Nothing but the images should be left out when the entries are restated word for word.

BEGIN

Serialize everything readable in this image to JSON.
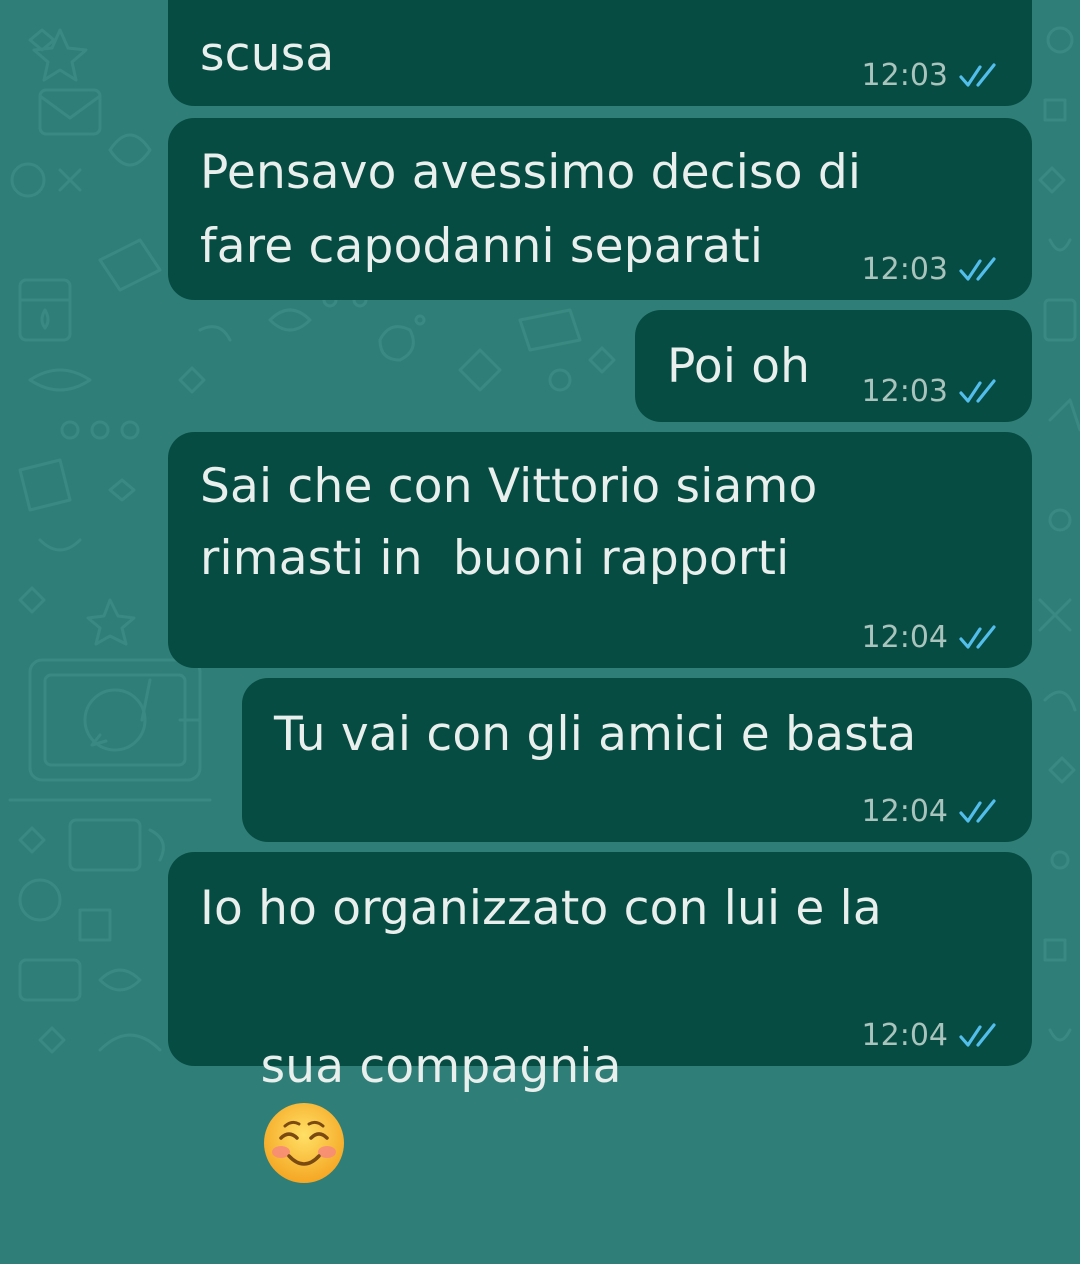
{
  "colors": {
    "wallpaper": "#2f7f78",
    "bubble": "#064c42",
    "text": "#e8efec",
    "time": "#a9c3bd",
    "read_ticks": "#53bdeb"
  },
  "messages": [
    {
      "lines": [
        "scusa"
      ],
      "time": "12:03",
      "status_icon": "double-check-read-icon"
    },
    {
      "lines": [
        "Pensavo avessimo deciso di",
        "fare capodanni separati"
      ],
      "time": "12:03",
      "status_icon": "double-check-read-icon"
    },
    {
      "lines": [
        "Poi oh"
      ],
      "time": "12:03",
      "status_icon": "double-check-read-icon"
    },
    {
      "lines": [
        "Sai che con Vittorio siamo",
        "rimasti in  buoni rapporti"
      ],
      "time": "12:04",
      "status_icon": "double-check-read-icon"
    },
    {
      "lines": [
        "Tu vai con gli amici e basta"
      ],
      "time": "12:04",
      "status_icon": "double-check-read-icon"
    },
    {
      "lines": [
        "Io ho organizzato con lui e la",
        "sua compagnia"
      ],
      "emoji": "smiling-face-with-smiling-eyes-emoji",
      "time": "12:04",
      "status_icon": "double-check-read-icon"
    }
  ]
}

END

TASK OUTPUT:
Serialize everything readable in this image to JSON.
{
  "colors": {
    "wallpaper": "#2f7f78",
    "bubble": "#064c42",
    "text": "#e8efec",
    "time": "#a9c3bd",
    "read_ticks": "#53bdeb"
  },
  "messages": [
    {
      "lines": [
        "scusa"
      ],
      "time": "12:03",
      "status_icon": "double-check-read-icon"
    },
    {
      "lines": [
        "Pensavo avessimo deciso di",
        "fare capodanni separati"
      ],
      "time": "12:03",
      "status_icon": "double-check-read-icon"
    },
    {
      "lines": [
        "Poi oh"
      ],
      "time": "12:03",
      "status_icon": "double-check-read-icon"
    },
    {
      "lines": [
        "Sai che con Vittorio siamo",
        "rimasti in  buoni rapporti"
      ],
      "time": "12:04",
      "status_icon": "double-check-read-icon"
    },
    {
      "lines": [
        "Tu vai con gli amici e basta"
      ],
      "time": "12:04",
      "status_icon": "double-check-read-icon"
    },
    {
      "lines": [
        "Io ho organizzato con lui e la",
        "sua compagnia"
      ],
      "emoji": "smiling-face-with-smiling-eyes-emoji",
      "time": "12:04",
      "status_icon": "double-check-read-icon"
    }
  ]
}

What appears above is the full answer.